**Material for this exercise**.

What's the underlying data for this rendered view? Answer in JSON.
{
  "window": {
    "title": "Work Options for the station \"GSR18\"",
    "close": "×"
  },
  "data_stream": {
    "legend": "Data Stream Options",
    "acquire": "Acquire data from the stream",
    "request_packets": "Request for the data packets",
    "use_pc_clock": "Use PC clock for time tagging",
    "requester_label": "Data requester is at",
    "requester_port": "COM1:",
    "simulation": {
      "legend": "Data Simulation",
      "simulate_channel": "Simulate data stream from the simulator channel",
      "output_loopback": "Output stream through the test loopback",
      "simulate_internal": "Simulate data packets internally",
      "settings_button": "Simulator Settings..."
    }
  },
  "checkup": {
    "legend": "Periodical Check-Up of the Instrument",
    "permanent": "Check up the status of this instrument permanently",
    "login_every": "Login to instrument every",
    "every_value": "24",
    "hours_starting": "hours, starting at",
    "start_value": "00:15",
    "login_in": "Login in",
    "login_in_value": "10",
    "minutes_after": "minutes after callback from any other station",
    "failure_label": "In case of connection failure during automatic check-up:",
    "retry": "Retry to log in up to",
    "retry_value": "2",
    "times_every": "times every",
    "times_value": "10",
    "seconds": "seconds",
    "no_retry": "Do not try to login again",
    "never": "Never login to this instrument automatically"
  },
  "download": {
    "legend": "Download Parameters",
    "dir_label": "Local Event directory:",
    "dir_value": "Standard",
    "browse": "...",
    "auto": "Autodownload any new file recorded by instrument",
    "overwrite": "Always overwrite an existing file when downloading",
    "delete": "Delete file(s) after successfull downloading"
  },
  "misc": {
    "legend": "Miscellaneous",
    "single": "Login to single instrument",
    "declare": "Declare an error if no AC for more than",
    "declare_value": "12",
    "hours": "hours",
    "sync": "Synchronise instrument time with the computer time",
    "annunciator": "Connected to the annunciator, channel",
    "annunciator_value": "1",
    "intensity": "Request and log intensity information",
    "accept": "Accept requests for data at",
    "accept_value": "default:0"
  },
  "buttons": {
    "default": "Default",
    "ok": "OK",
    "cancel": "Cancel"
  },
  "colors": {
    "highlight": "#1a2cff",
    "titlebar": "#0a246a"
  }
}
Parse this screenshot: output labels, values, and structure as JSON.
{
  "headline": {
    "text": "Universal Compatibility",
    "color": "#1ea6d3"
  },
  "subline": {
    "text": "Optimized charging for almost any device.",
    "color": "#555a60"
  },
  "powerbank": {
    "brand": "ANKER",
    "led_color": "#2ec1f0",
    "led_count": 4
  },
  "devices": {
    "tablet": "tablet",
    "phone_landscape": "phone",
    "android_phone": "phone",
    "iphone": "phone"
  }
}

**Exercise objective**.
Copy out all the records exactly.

**Solution below**.
What's the underlying data for this rendered view? Answer in JSON.
{
  "window": {
    "title": "Work Options for the station \"GSR18\"",
    "close": "×"
  },
  "data_stream": {
    "legend": "Data Stream Options",
    "acquire": "Acquire data from the stream",
    "request_packets": "Request for the data packets",
    "use_pc_clock": "Use PC clock for time tagging",
    "requester_label": "Data requester is at",
    "requester_port": "COM1:",
    "simulation": {
      "legend": "Data Simulation",
      "simulate_channel": "Simulate data stream from the simulator channel",
      "output_loopback": "Output stream through the test loopback",
      "simulate_internal": "Simulate data packets internally",
      "settings_button": "Simulator Settings..."
    }
  },
  "checkup": {
    "legend": "Periodical Check-Up of the Instrument",
    "permanent": "Check up the status of this instrument permanently",
    "login_every": "Login to instrument every",
    "every_value": "24",
    "hours_starting": "hours, starting at",
    "start_value": "00:15",
    "login_in": "Login in",
    "login_in_value": "10",
    "minutes_after": "minutes after callback from any other station",
    "failure_label": "In case of connection failure during automatic check-up:",
    "retry": "Retry to log in up to",
    "retry_value": "2",
    "times_every": "times every",
    "times_value": "10",
    "seconds": "seconds",
    "no_retry": "Do not try to login again",
    "never": "Never login to this instrument automatically"
  },
  "download": {
    "legend": "Download Parameters",
    "dir_label": "Local Event directory:",
    "dir_value": "Standard",
    "browse": "...",
    "auto": "Autodownload any new file recorded by instrument",
    "overwrite": "Always overwrite an existing file when downloading",
    "delete": "Delete file(s) after successfull downloading"
  },
  "misc": {
    "legend": "Miscellaneous",
    "single": "Login to single instrument",
    "declare": "Declare an error if no AC for more than",
    "declare_value": "12",
    "hours": "hours",
    "sync": "Synchronise instrument time with the computer time",
    "annunciator": "Connected to the annunciator, channel",
    "annunciator_value": "1",
    "intensity": "Request and log intensity information",
    "accept": "Accept requests for data at",
    "accept_value": "default:0"
  },
  "buttons": {
    "default": "Default",
    "ok": "OK",
    "cancel": "Cancel"
  },
  "colors": {
    "highlight": "#1a2cff",
    "titlebar": "#0a246a"
  }
}
Parse this screenshot: output labels, values, and structure as JSON.
{
  "headline": {
    "text": "Universal Compatibility",
    "color": "#1ea6d3"
  },
  "subline": {
    "text": "Optimized charging for almost any device.",
    "color": "#555a60"
  },
  "powerbank": {
    "brand": "ANKER",
    "led_color": "#2ec1f0",
    "led_count": 4
  },
  "devices": {
    "tablet": "tablet",
    "phone_landscape": "phone",
    "android_phone": "phone",
    "iphone": "phone"
  }
}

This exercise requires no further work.